#### [Extracted material]

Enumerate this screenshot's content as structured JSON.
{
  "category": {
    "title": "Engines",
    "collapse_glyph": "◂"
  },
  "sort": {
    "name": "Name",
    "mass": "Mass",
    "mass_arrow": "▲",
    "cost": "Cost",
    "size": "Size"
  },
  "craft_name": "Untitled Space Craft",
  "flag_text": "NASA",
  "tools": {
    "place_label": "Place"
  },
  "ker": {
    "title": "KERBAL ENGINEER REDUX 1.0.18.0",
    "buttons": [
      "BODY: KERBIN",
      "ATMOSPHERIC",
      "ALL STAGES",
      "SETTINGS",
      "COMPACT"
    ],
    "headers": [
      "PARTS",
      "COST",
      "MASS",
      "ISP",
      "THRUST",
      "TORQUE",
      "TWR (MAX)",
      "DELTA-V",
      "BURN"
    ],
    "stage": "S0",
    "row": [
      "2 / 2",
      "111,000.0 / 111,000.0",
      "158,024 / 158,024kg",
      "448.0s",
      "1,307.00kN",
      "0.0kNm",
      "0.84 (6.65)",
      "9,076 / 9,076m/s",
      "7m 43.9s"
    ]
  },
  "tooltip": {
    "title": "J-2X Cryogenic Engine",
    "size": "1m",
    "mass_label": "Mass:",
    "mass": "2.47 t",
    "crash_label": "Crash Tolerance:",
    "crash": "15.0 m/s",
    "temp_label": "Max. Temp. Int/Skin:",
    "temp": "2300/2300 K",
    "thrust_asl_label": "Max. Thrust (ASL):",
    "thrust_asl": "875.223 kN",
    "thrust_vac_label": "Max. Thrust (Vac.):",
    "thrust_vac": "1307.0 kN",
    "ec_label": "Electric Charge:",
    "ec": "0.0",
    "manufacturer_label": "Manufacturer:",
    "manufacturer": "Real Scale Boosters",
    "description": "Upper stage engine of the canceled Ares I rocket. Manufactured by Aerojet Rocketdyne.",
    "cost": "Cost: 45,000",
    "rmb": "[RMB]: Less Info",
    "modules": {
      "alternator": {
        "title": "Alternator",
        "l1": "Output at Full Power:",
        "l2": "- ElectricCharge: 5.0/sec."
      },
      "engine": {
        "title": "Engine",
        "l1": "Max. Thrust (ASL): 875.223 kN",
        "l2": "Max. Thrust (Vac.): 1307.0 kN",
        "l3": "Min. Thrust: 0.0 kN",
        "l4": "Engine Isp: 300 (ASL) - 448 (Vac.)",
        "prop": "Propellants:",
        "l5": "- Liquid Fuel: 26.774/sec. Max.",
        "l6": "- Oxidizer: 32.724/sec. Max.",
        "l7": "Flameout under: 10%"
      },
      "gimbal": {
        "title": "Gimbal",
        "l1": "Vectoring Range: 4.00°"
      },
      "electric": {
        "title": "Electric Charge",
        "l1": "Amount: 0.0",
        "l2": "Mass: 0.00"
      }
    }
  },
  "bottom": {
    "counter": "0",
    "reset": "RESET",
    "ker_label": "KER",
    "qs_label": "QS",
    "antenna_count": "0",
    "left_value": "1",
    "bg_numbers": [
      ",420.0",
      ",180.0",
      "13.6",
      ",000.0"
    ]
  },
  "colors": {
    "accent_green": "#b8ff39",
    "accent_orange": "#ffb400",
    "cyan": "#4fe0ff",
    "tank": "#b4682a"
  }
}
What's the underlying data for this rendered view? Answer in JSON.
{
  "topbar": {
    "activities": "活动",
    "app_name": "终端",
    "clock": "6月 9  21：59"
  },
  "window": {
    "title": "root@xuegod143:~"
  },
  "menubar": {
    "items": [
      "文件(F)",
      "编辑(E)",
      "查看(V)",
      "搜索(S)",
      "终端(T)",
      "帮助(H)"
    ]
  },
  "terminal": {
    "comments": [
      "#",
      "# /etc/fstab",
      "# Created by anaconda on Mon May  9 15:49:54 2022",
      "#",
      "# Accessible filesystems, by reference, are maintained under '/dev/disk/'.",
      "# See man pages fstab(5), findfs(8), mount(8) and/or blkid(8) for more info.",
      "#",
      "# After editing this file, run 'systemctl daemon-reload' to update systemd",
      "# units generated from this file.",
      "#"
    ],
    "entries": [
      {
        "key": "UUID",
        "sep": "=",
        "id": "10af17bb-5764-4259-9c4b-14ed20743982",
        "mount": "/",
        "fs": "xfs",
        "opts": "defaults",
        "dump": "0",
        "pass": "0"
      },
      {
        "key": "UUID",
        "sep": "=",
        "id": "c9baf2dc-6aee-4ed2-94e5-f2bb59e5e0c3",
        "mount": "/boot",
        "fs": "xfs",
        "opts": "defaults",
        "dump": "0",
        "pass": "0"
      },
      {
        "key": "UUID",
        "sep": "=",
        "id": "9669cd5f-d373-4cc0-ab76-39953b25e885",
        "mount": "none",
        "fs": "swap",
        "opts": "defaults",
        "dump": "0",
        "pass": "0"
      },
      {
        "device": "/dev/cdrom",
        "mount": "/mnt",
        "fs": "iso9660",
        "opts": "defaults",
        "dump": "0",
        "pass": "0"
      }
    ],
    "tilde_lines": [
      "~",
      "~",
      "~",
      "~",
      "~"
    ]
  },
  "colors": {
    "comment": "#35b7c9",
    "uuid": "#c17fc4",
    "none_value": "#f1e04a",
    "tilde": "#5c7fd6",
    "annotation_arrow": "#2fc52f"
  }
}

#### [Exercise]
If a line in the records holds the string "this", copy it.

#### [Completed task]
Enumerate this screenshot's content as structured JSON.
What's the underlying data for this rendered view? Answer in JSON.
      "# After editing this file, run 'systemctl daemon-reload' to update systemd",
      "# units generated from this file.",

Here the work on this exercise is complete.